(Data about app and page elements)
◇ ◇ ◇

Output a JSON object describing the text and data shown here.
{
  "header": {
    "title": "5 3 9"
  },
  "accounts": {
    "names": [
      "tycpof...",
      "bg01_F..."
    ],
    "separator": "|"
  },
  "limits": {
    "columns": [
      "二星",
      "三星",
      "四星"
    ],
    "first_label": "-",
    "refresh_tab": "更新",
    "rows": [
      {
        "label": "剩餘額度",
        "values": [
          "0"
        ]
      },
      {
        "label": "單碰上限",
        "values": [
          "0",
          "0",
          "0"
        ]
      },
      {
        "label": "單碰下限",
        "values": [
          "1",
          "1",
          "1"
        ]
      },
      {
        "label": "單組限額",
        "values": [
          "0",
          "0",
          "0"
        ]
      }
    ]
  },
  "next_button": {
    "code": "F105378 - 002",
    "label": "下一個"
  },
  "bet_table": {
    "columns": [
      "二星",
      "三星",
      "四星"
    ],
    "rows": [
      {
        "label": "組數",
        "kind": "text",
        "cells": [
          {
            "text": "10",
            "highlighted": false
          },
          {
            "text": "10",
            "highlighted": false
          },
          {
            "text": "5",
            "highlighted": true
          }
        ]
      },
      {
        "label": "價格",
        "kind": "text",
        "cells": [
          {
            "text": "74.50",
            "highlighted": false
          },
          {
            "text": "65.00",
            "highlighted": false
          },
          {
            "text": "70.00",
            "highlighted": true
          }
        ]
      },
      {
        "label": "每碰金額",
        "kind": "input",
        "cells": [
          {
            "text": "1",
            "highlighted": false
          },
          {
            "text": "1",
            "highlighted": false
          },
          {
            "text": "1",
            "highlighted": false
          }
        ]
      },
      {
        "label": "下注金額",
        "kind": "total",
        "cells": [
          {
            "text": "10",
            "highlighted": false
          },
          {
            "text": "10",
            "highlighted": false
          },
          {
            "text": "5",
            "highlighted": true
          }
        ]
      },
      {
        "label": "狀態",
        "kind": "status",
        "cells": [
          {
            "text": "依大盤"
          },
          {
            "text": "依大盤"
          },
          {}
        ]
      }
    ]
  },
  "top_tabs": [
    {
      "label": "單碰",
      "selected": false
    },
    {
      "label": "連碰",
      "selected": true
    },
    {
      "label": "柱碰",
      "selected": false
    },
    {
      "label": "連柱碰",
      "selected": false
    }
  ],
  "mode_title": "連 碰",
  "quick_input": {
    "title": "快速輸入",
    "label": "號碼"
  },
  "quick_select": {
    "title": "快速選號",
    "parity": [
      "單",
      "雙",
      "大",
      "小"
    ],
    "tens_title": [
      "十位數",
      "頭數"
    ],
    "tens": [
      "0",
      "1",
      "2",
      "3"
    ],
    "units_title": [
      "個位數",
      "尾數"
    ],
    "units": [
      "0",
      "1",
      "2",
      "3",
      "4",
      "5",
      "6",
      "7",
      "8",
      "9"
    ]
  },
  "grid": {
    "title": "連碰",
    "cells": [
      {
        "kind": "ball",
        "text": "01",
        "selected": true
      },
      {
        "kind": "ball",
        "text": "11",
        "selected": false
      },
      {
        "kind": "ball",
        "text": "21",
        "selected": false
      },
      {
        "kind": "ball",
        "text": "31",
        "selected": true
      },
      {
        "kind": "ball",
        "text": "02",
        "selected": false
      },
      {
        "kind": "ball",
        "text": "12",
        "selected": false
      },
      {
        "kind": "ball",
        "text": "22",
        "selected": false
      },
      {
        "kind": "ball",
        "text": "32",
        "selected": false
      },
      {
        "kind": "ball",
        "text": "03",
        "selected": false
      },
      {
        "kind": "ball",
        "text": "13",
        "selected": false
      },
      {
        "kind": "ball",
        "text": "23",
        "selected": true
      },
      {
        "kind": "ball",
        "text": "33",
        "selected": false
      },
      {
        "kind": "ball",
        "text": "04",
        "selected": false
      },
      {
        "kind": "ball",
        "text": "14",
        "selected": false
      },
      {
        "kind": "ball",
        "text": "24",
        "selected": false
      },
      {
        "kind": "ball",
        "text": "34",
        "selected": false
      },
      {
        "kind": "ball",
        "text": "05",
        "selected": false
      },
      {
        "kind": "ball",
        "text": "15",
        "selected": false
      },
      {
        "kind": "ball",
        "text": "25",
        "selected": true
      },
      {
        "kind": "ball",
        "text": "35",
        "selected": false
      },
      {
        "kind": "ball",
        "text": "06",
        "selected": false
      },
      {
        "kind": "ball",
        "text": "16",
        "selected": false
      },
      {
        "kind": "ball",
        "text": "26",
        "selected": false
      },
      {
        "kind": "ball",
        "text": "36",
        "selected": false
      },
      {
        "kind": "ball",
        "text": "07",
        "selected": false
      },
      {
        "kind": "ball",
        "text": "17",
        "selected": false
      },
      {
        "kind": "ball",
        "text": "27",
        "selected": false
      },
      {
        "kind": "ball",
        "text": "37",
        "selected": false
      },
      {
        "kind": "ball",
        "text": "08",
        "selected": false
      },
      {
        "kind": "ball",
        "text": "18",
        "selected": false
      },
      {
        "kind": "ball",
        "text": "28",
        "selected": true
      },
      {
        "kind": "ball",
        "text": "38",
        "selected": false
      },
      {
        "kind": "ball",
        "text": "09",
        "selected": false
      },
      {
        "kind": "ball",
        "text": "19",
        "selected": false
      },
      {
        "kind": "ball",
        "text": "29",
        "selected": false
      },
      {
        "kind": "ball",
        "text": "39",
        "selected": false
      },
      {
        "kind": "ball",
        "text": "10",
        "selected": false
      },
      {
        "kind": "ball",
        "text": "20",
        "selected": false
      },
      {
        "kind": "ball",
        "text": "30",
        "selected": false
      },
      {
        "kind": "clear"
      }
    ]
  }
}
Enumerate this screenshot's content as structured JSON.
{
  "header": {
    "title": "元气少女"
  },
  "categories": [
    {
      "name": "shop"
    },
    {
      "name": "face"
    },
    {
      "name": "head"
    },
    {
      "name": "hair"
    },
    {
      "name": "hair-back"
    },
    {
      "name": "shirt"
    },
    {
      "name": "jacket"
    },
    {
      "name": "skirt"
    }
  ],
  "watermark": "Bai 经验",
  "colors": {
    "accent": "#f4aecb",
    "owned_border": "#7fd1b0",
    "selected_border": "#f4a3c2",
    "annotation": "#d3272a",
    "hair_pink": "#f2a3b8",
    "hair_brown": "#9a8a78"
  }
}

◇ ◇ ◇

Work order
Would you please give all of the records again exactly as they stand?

Answer to the problem
Output a JSON object describing the text and data shown here.
{
  "header": {
    "title": "5 3 9"
  },
  "accounts": {
    "names": [
      "tycpof...",
      "bg01_F..."
    ],
    "separator": "|"
  },
  "limits": {
    "columns": [
      "二星",
      "三星",
      "四星"
    ],
    "first_label": "-",
    "refresh_tab": "更新",
    "rows": [
      {
        "label": "剩餘額度",
        "values": [
          "0"
        ]
      },
      {
        "label": "單碰上限",
        "values": [
          "0",
          "0",
          "0"
        ]
      },
      {
        "label": "單碰下限",
        "values": [
          "1",
          "1",
          "1"
        ]
      },
      {
        "label": "單組限額",
        "values": [
          "0",
          "0",
          "0"
        ]
      }
    ]
  },
  "next_button": {
    "code": "F105378 - 002",
    "label": "下一個"
  },
  "bet_table": {
    "columns": [
      "二星",
      "三星",
      "四星"
    ],
    "rows": [
      {
        "label": "組數",
        "kind": "text",
        "cells": [
          {
            "text": "10",
            "highlighted": false
          },
          {
            "text": "10",
            "highlighted": false
          },
          {
            "text": "5",
            "highlighted": true
          }
        ]
      },
      {
        "label": "價格",
        "kind": "text",
        "cells": [
          {
            "text": "74.50",
            "highlighted": false
          },
          {
            "text": "65.00",
            "highlighted": false
          },
          {
            "text": "70.00",
            "highlighted": true
          }
        ]
      },
      {
        "label": "每碰金額",
        "kind": "input",
        "cells": [
          {
            "text": "1",
            "highlighted": false
          },
          {
            "text": "1",
            "highlighted": false
          },
          {
            "text": "1",
            "highlighted": false
          }
        ]
      },
      {
        "label": "下注金額",
        "kind": "total",
        "cells": [
          {
            "text": "10",
            "highlighted": false
          },
          {
            "text": "10",
            "highlighted": false
          },
          {
            "text": "5",
            "highlighted": true
          }
        ]
      },
      {
        "label": "狀態",
        "kind": "status",
        "cells": [
          {
            "text": "依大盤"
          },
          {
            "text": "依大盤"
          },
          {}
        ]
      }
    ]
  },
  "top_tabs": [
    {
      "label": "單碰",
      "selected": false
    },
    {
      "label": "連碰",
      "selected": true
    },
    {
      "label": "柱碰",
      "selected": false
    },
    {
      "label": "連柱碰",
      "selected": false
    }
  ],
  "mode_title": "連 碰",
  "quick_input": {
    "title": "快速輸入",
    "label": "號碼"
  },
  "quick_select": {
    "title": "快速選號",
    "parity": [
      "單",
      "雙",
      "大",
      "小"
    ],
    "tens_title": [
      "十位數",
      "頭數"
    ],
    "tens": [
      "0",
      "1",
      "2",
      "3"
    ],
    "units_title": [
      "個位數",
      "尾數"
    ],
    "units": [
      "0",
      "1",
      "2",
      "3",
      "4",
      "5",
      "6",
      "7",
      "8",
      "9"
    ]
  },
  "grid": {
    "title": "連碰",
    "cells": [
      {
        "kind": "ball",
        "text": "01",
        "selected": true
      },
      {
        "kind": "ball",
        "text": "11",
        "selected": false
      },
      {
        "kind": "ball",
        "text": "21",
        "selected": false
      },
      {
        "kind": "ball",
        "text": "31",
        "selected": true
      },
      {
        "kind": "ball",
        "text": "02",
        "selected": false
      },
      {
        "kind": "ball",
        "text": "12",
        "selected": false
      },
      {
        "kind": "ball",
        "text": "22",
        "selected": false
      },
      {
        "kind": "ball",
        "text": "32",
        "selected": false
      },
      {
        "kind": "ball",
        "text": "03",
        "selected": false
      },
      {
        "kind": "ball",
        "text": "13",
        "selected": false
      },
      {
        "kind": "ball",
        "text": "23",
        "selected": true
      },
      {
        "kind": "ball",
        "text": "33",
        "selected": false
      },
      {
        "kind": "ball",
        "text": "04",
        "selected": false
      },
      {
        "kind": "ball",
        "text": "14",
        "selected": false
      },
      {
        "kind": "ball",
        "text": "24",
        "selected": false
      },
      {
        "kind": "ball",
        "text": "34",
        "selected": false
      },
      {
        "kind": "ball",
        "text": "05",
        "selected": false
      },
      {
        "kind": "ball",
        "text": "15",
        "selected": false
      },
      {
        "kind": "ball",
        "text": "25",
        "selected": true
      },
      {
        "kind": "ball",
        "text": "35",
        "selected": false
      },
      {
        "kind": "ball",
        "text": "06",
        "selected": false
      },
      {
        "kind": "ball",
        "text": "16",
        "selected": false
      },
      {
        "kind": "ball",
        "text": "26",
        "selected": false
      },
      {
        "kind": "ball",
        "text": "36",
        "selected": false
      },
      {
        "kind": "ball",
        "text": "07",
        "selected": false
      },
      {
        "kind": "ball",
        "text": "17",
        "selected": false
      },
      {
        "kind": "ball",
        "text": "27",
        "selected": false
      },
      {
        "kind": "ball",
        "text": "37",
        "selected": false
      },
      {
        "kind": "ball",
        "text": "08",
        "selected": false
      },
      {
        "kind": "ball",
        "text": "18",
        "selected": false
      },
      {
        "kind": "ball",
        "text": "28",
        "selected": true
      },
      {
        "kind": "ball",
        "text": "38",
        "selected": false
      },
      {
        "kind": "ball",
        "text": "09",
        "selected": false
      },
      {
        "kind": "ball",
        "text": "19",
        "selected": false
      },
      {
        "kind": "ball",
        "text": "29",
        "selected": false
      },
      {
        "kind": "ball",
        "text": "39",
        "selected": false
      },
      {
        "kind": "ball",
        "text": "10",
        "selected": false
      },
      {
        "kind": "ball",
        "text": "20",
        "selected": false
      },
      {
        "kind": "ball",
        "text": "30",
        "selected": false
      },
      {
        "kind": "clear"
      }
    ]
  }
}
Enumerate this screenshot's content as structured JSON.
{
  "header": {
    "title": "元气少女"
  },
  "categories": [
    {
      "name": "shop"
    },
    {
      "name": "face"
    },
    {
      "name": "head"
    },
    {
      "name": "hair"
    },
    {
      "name": "hair-back"
    },
    {
      "name": "shirt"
    },
    {
      "name": "jacket"
    },
    {
      "name": "skirt"
    }
  ],
  "watermark": "Bai 经验",
  "colors": {
    "accent": "#f4aecb",
    "owned_border": "#7fd1b0",
    "selected_border": "#f4a3c2",
    "annotation": "#d3272a",
    "hair_pink": "#f2a3b8",
    "hair_brown": "#9a8a78"
  }
}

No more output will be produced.